The Outcomes Star approach suggests itself to utilise Participatory Action Research to form a list of subject areas which are formed into a geometric shape (i.e. a star), which can be used as a tool to visualise growth, change and development over time. This said, the Participatory Action Research in the Outcomes Star tool is done pre-formation of the standardized bureaucracy and created as a co-construction between the commissioned researchers and the frontline workers, rather than as a synthesis between the client, the frontline worker, and the commissioning levels of management. Vitally, it includes no appraisal of structural factors such as the bureaucracies themselves, lack of funding or dearth of opportunities. It is hard to count what is not there.


Moving Beyond Confirmation Bias

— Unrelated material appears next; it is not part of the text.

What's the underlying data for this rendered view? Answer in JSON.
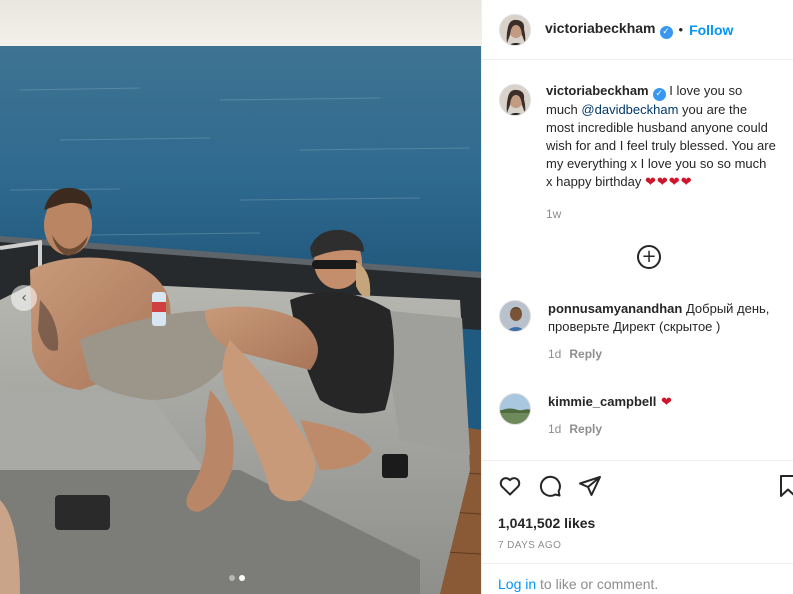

Socio-cultural theory suggests that our social perspectives are derived of the cultural, institutional and historical realities which we have learned from our encounters with the world. Acknowledging the sometimes divergent inclinations of the personal and the professional remit is an important part of guarding against the dominance of privileged influences in developing a collaborative scenario.


Without this reflectivity there is a danger of silencing vital perspectives and creating silences in the shade of dominant discourse; for examples, the corporate financial perspective displacing the personal ethical consideration, or the managerial administrative values supplanting the individual situated needs.


Michel-Rolph Trouillot discusses the ‘creation of silences’ along with the creation of facts in his book ‘Silencing The Past: Power and the Production of History’. In his thesis, he suggests ‘silencing’ is partly due to uneven power in the production of sources, archives, and narratives.


Silences enter the process of historical production at four crucial moments: the moment of fact creation (the making of sources); the moment of fact assembly (the making of archives); the moment of fact retrieval (the making of narratives); and the moment of retrospective significance (the making of history in the final instance).


He suggests power itself works together with history and that understanding Foucault’s message is important in this context: “I don’t believe that the question of ‘who exercises power ?’ can be resolved unless that other question ‘how does it happen ?’ is resolved at the same time”. In his work, he expresses that ‘power’ is constitutive of the story and that tracing power through various “moments” helps emphasize the fundamentally processual character of historical production and establishes that ‘what history is’ matters less than ‘how history works’ [89].


[89] Michel-Rolph Trouillot, ‘Power and the Production of History’, Beacon Press books, Copyright 1995, ISBN 978-0-8070-4311-0, Page 27 – 28


I draw on this line of thought to re-cast paperworks and bureaucracies as artefacts which determine major aspects of the social construction of realities. Thus we can view them as a historiographer does and think about the living process of the production of history. If this history is to constructively inform society, what textuality is produced must be intrinsically meaningful, in the same way as a research paper contributes to a field.



[18] Peter Checkland, Sue Holwell, ‘Action Research: Its Nature and Validity’, Systemic Practice and Action Research February 1998, Volume 11, Issue 1, pp 9-21

[89] Michel-Rolph Trouillot, ‘Power and the Production of History’, Beacon Press books, Copyright 1995, ISBN 978-0-8070-4311-0, Page 27 – 28

[105] Berger, P. L. and T. Luckmann (1966), The Social Construction of Reality: A Treatise in the Sociology of Knowledge, Garden City, NY: Anchor Books. ISBN 0-385-05898-5, Page 35